_Problem statement_
Every line of the material below must be repeated exactly.

_Provided data_
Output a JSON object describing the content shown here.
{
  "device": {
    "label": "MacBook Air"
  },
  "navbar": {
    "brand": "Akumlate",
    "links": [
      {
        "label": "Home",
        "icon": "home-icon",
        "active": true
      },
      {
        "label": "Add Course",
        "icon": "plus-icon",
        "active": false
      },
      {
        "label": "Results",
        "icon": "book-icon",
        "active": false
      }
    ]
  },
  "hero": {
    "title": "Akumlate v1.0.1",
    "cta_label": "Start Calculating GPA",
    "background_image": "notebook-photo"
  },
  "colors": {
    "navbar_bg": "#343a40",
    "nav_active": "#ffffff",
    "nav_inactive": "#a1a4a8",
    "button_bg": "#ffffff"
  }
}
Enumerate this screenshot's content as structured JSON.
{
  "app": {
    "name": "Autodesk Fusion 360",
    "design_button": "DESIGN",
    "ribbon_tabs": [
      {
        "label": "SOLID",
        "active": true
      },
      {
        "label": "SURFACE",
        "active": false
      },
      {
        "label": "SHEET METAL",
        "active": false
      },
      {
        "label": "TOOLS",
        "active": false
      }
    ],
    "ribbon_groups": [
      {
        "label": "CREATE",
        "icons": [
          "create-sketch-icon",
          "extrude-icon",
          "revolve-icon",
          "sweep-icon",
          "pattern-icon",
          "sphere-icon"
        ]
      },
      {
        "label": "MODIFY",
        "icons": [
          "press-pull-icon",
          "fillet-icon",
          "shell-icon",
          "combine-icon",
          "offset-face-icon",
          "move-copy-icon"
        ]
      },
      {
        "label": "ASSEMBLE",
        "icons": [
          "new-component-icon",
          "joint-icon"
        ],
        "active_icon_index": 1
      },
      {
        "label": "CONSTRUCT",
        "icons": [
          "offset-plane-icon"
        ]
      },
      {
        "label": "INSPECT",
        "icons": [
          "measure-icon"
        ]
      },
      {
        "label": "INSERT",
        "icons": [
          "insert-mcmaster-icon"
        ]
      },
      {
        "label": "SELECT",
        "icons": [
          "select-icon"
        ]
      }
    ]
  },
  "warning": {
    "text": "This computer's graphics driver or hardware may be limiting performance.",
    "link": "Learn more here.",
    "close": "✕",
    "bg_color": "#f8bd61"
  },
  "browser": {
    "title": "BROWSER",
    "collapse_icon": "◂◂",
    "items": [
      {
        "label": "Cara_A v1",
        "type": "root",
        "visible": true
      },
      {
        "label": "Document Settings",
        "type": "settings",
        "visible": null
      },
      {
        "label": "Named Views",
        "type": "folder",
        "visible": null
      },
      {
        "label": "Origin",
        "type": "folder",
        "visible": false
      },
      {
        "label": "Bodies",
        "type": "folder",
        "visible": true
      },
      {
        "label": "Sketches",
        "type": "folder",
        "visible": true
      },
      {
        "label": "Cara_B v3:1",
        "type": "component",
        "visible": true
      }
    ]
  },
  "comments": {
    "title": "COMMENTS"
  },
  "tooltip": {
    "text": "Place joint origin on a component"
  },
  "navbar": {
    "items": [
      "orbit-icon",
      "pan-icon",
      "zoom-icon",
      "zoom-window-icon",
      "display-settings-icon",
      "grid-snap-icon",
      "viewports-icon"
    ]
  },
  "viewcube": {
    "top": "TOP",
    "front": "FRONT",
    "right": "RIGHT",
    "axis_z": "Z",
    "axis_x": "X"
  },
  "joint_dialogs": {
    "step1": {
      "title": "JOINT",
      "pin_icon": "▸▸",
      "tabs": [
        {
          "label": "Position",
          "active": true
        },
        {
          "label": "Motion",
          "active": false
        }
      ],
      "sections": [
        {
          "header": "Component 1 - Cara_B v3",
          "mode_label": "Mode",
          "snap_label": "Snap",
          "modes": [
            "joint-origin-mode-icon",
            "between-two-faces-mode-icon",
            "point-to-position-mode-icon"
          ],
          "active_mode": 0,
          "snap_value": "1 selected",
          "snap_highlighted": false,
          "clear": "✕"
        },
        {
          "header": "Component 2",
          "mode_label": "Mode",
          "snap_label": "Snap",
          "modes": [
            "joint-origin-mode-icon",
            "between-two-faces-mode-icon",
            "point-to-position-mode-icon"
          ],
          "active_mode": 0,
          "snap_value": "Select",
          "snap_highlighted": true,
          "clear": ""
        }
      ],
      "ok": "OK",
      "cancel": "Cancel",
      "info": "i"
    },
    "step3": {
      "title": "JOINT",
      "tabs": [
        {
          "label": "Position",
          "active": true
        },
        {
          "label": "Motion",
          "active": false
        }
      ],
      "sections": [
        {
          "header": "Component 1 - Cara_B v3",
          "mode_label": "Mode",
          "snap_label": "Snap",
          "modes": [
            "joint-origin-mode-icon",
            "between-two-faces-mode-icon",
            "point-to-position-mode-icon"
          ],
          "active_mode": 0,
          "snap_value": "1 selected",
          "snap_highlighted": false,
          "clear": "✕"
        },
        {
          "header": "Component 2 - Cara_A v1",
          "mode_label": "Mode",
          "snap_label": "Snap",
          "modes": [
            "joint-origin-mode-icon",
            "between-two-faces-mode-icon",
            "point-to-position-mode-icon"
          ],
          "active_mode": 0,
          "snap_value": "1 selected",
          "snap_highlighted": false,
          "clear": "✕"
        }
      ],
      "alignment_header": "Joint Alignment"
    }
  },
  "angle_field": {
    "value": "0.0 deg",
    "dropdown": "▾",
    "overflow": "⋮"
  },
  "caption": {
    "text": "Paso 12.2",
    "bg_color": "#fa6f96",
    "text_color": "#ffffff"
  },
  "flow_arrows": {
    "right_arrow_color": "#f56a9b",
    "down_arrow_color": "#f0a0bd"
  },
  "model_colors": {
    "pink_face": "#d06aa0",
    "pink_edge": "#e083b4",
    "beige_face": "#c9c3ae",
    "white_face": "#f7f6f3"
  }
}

_Answer to this exercise_
Output a JSON object describing the content shown here.
{
  "device": {
    "label": "MacBook Air"
  },
  "navbar": {
    "brand": "Akumlate",
    "links": [
      {
        "label": "Home",
        "icon": "home-icon",
        "active": true
      },
      {
        "label": "Add Course",
        "icon": "plus-icon",
        "active": false
      },
      {
        "label": "Results",
        "icon": "book-icon",
        "active": false
      }
    ]
  },
  "hero": {
    "title": "Akumlate v1.0.1",
    "cta_label": "Start Calculating GPA",
    "background_image": "notebook-photo"
  },
  "colors": {
    "navbar_bg": "#343a40",
    "nav_active": "#ffffff",
    "nav_inactive": "#a1a4a8",
    "button_bg": "#ffffff"
  }
}
Enumerate this screenshot's content as structured JSON.
{
  "app": {
    "name": "Autodesk Fusion 360",
    "design_button": "DESIGN",
    "ribbon_tabs": [
      {
        "label": "SOLID",
        "active": true
      },
      {
        "label": "SURFACE",
        "active": false
      },
      {
        "label": "SHEET METAL",
        "active": false
      },
      {
        "label": "TOOLS",
        "active": false
      }
    ],
    "ribbon_groups": [
      {
        "label": "CREATE",
        "icons": [
          "create-sketch-icon",
          "extrude-icon",
          "revolve-icon",
          "sweep-icon",
          "pattern-icon",
          "sphere-icon"
        ]
      },
      {
        "label": "MODIFY",
        "icons": [
          "press-pull-icon",
          "fillet-icon",
          "shell-icon",
          "combine-icon",
          "offset-face-icon",
          "move-copy-icon"
        ]
      },
      {
        "label": "ASSEMBLE",
        "icons": [
          "new-component-icon",
          "joint-icon"
        ],
        "active_icon_index": 1
      },
      {
        "label": "CONSTRUCT",
        "icons": [
          "offset-plane-icon"
        ]
      },
      {
        "label": "INSPECT",
        "icons": [
          "measure-icon"
        ]
      },
      {
        "label": "INSERT",
        "icons": [
          "insert-mcmaster-icon"
        ]
      },
      {
        "label": "SELECT",
        "icons": [
          "select-icon"
        ]
      }
    ]
  },
  "warning": {
    "text": "This computer's graphics driver or hardware may be limiting performance.",
    "link": "Learn more here.",
    "close": "✕",
    "bg_color": "#f8bd61"
  },
  "browser": {
    "title": "BROWSER",
    "collapse_icon": "◂◂",
    "items": [
      {
        "label": "Cara_A v1",
        "type": "root",
        "visible": true
      },
      {
        "label": "Document Settings",
        "type": "settings",
        "visible": null
      },
      {
        "label": "Named Views",
        "type": "folder",
        "visible": null
      },
      {
        "label": "Origin",
        "type": "folder",
        "visible": false
      },
      {
        "label": "Bodies",
        "type": "folder",
        "visible": true
      },
      {
        "label": "Sketches",
        "type": "folder",
        "visible": true
      },
      {
        "label": "Cara_B v3:1",
        "type": "component",
        "visible": true
      }
    ]
  },
  "comments": {
    "title": "COMMENTS"
  },
  "tooltip": {
    "text": "Place joint origin on a component"
  },
  "navbar": {
    "items": [
      "orbit-icon",
      "pan-icon",
      "zoom-icon",
      "zoom-window-icon",
      "display-settings-icon",
      "grid-snap-icon",
      "viewports-icon"
    ]
  },
  "viewcube": {
    "top": "TOP",
    "front": "FRONT",
    "right": "RIGHT",
    "axis_z": "Z",
    "axis_x": "X"
  },
  "joint_dialogs": {
    "step1": {
      "title": "JOINT",
      "pin_icon": "▸▸",
      "tabs": [
        {
          "label": "Position",
          "active": true
        },
        {
          "label": "Motion",
          "active": false
        }
      ],
      "sections": [
        {
          "header": "Component 1 - Cara_B v3",
          "mode_label": "Mode",
          "snap_label": "Snap",
          "modes": [
            "joint-origin-mode-icon",
            "between-two-faces-mode-icon",
            "point-to-position-mode-icon"
          ],
          "active_mode": 0,
          "snap_value": "1 selected",
          "snap_highlighted": false,
          "clear": "✕"
        },
        {
          "header": "Component 2",
          "mode_label": "Mode",
          "snap_label": "Snap",
          "modes": [
            "joint-origin-mode-icon",
            "between-two-faces-mode-icon",
            "point-to-position-mode-icon"
          ],
          "active_mode": 0,
          "snap_value": "Select",
          "snap_highlighted": true,
          "clear": ""
        }
      ],
      "ok": "OK",
      "cancel": "Cancel",
      "info": "i"
    },
    "step3": {
      "title": "JOINT",
      "tabs": [
        {
          "label": "Position",
          "active": true
        },
        {
          "label": "Motion",
          "active": false
        }
      ],
      "sections": [
        {
          "header": "Component 1 - Cara_B v3",
          "mode_label": "Mode",
          "snap_label": "Snap",
          "modes": [
            "joint-origin-mode-icon",
            "between-two-faces-mode-icon",
            "point-to-position-mode-icon"
          ],
          "active_mode": 0,
          "snap_value": "1 selected",
          "snap_highlighted": false,
          "clear": "✕"
        },
        {
          "header": "Component 2 - Cara_A v1",
          "mode_label": "Mode",
          "snap_label": "Snap",
          "modes": [
            "joint-origin-mode-icon",
            "between-two-faces-mode-icon",
            "point-to-position-mode-icon"
          ],
          "active_mode": 0,
          "snap_value": "1 selected",
          "snap_highlighted": false,
          "clear": "✕"
        }
      ],
      "alignment_header": "Joint Alignment"
    }
  },
  "angle_field": {
    "value": "0.0 deg",
    "dropdown": "▾",
    "overflow": "⋮"
  },
  "caption": {
    "text": "Paso 12.2",
    "bg_color": "#fa6f96",
    "text_color": "#ffffff"
  },
  "flow_arrows": {
    "right_arrow_color": "#f56a9b",
    "down_arrow_color": "#f0a0bd"
  },
  "model_colors": {
    "pink_face": "#d06aa0",
    "pink_edge": "#e083b4",
    "beige_face": "#c9c3ae",
    "white_face": "#f7f6f3"
  }
}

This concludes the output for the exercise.